**Supplied data**
<<<<
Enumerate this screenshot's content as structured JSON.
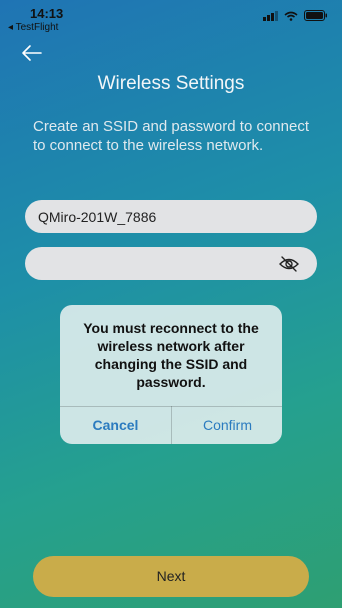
{
  "status_bar": {
    "time": "14:13",
    "back_app": "◂ TestFlight"
  },
  "header": {
    "title": "Wireless Settings"
  },
  "description": "Create an SSID and password to connect to connect to the wireless network.",
  "form": {
    "ssid_value": "QMiro-201W_7886",
    "password_value": ""
  },
  "dialog": {
    "message": "You must reconnect to the wireless network after changing the SSID and password.",
    "cancel_label": "Cancel",
    "confirm_label": "Confirm"
  },
  "footer": {
    "next_label": "Next"
  },
  "colors": {
    "accent": "#2b7bbf",
    "next_button": "#c9ac4a"
  }
}
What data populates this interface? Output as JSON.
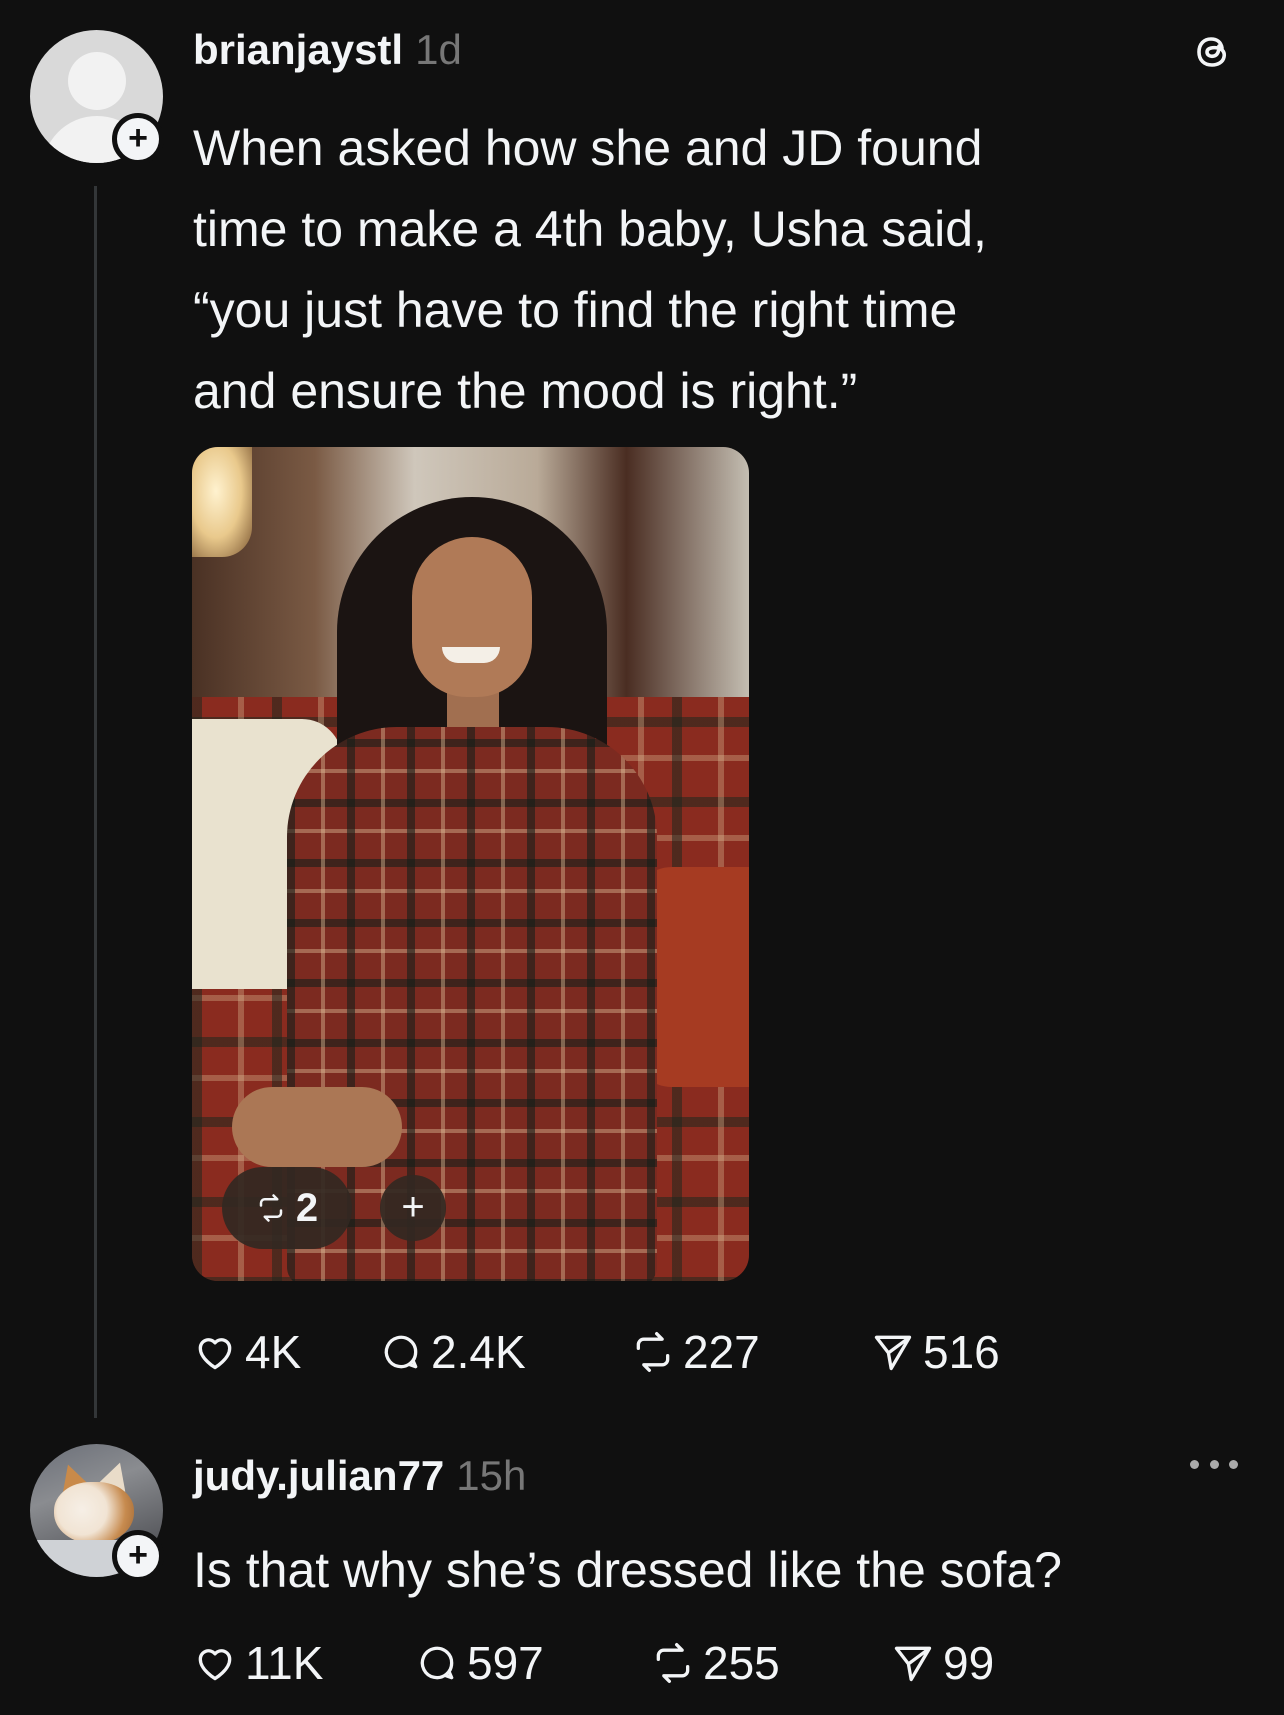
{
  "post": {
    "username": "brianjaystl",
    "time": "1d",
    "text_lines": [
      "When asked how she and JD found",
      "time to make a 4th baby, Usha said,",
      "“you just have to find the right time",
      "and ensure the mood is right.”"
    ],
    "image_repost_count": "2",
    "image_plus": "+",
    "follow_symbol": "+",
    "stats": {
      "likes": "4K",
      "replies": "2.4K",
      "reposts": "227",
      "shares": "516"
    }
  },
  "reply": {
    "username": "judy.julian77",
    "time": "15h",
    "text": "Is that why she’s dressed like the sofa?",
    "follow_symbol": "+",
    "stats": {
      "likes": "11K",
      "replies": "597",
      "reposts": "255",
      "shares": "99"
    }
  },
  "icons": {
    "app_logo": "threads-logo-icon",
    "like": "heart-icon",
    "reply": "comment-icon",
    "repost": "repost-icon",
    "share": "send-icon",
    "more": "more-icon"
  },
  "colors": {
    "background": "#101010",
    "text": "#f3f5f7",
    "muted": "#777777",
    "thread_line": "#333638"
  }
}
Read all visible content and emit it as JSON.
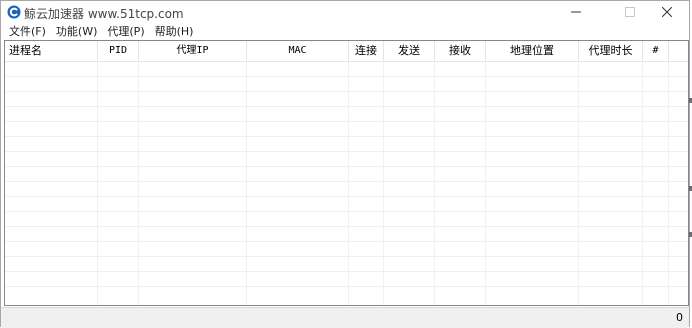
{
  "window": {
    "title": "鲸云加速器  www.51tcp.com",
    "icon": "app-logo-icon",
    "accent_color": "#1565c0"
  },
  "menu": [
    {
      "label": "文件(F)"
    },
    {
      "label": "功能(W)"
    },
    {
      "label": "代理(P)"
    },
    {
      "label": "帮助(H)"
    }
  ],
  "table": {
    "columns": [
      {
        "label": "进程名"
      },
      {
        "label": "PID"
      },
      {
        "label": "代理IP"
      },
      {
        "label": "MAC"
      },
      {
        "label": "连接"
      },
      {
        "label": "发送"
      },
      {
        "label": "接收"
      },
      {
        "label": "地理位置"
      },
      {
        "label": "代理时长"
      },
      {
        "label": "#"
      }
    ],
    "rows": []
  },
  "status": {
    "count": "0"
  }
}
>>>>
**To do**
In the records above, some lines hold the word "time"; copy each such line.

**Answer below**
    "time": "14:13",
    "time": "1d",
      "time to make a 4th baby, Usha said,",
      "“you just have to find the right time",
    "time": "15h",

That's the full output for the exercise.